The manuscript he held was a poem of hers, scored with additions and alterations of his own, by which (though mistakenly) he believed he had improved it: a song of praise put in the mouth of a disciple of Plato: its name, "Eupolis, his Hymn to the Creator." As he turned the pages, his eyes paused and fastened themselves on a passage here and there:

     "Sole from sole Thou mak'st the sun
      On his burning axles run:
      The stars like dust around him fly,
      And strew the area of the sky:
      He drives so swift his race above,
      Mortals can't perceive him move:
      So smooth his course, oblique or straight,
      Olympus shakes not with his weight.
      As the Queen of solemn Night
      Fills at his vase her orb of light--
      Imparted lustre--thus we see
      The solar virtue shines by Thee.
      EIRESIONE! we'll no more
      For its fancied aid implore,
      Since bright oil and wool and wine
      And life-sustaining bread are Thine;
     Wine that sprightly mirth supplies,
      Noble wine for sacrifice. . . ."

The verses, though he repeated them, had no meaning for him. He remembered her sitting at the table by the window (now surrendered to Johnny Whitelamb) and transcribing them into a fair copy, sitting with head bent and the sunlight playing on her red-brown hair: he remembered her standing by his chair with a flushed face, waiting for his verdict. But though his memory retained these visions, they carried no sentiment. He only thought of the young, almost boyish, promise in the lines:

     "Omen, monster, prodigy!
      Or nothing is, or Jove, from thee.
      Whether various Nature's play,
      Or she, renversed, thy will obey,
      And to rebel man declare
      Famine, plague or wasteful war . . .
      No evil can from Thee proceed;
     'Tis only suffered, not decreed. . . ."

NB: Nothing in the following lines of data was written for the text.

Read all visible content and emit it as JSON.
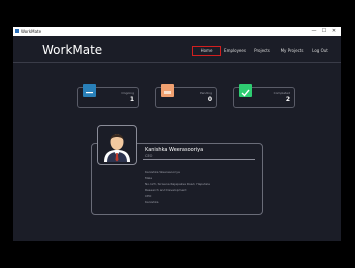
{
  "window": {
    "title": "WorkMate",
    "minimize": "—",
    "maximize": "☐",
    "close": "✕"
  },
  "header": {
    "logo": "WorkMate",
    "nav": [
      "Home",
      "Employees",
      "Projects",
      "My Projects",
      "Log Out"
    ],
    "active_nav": "Home"
  },
  "stats": [
    {
      "label": "Ongoing",
      "value": "1",
      "color": "#2980b9"
    },
    {
      "label": "Pending",
      "value": "0",
      "color": "#f0a070"
    },
    {
      "label": "Completed",
      "value": "2",
      "color": "#2ecc71"
    }
  ],
  "profile": {
    "name": "Kanishka Weerasooriya",
    "role": "CEO",
    "details": [
      "Kanishka Weerasooriya",
      "Male",
      "No.123, Sirisena Rajapaksa Road, Haputale",
      "Research and Development",
      "CEO",
      "Kanishka"
    ]
  }
}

He gazed from the careful handwriting to the horizon beyond his window. Why had he fished out the poem from its drawer? She, the writer--his child--was a wanton.


Arthur Quiller-Couch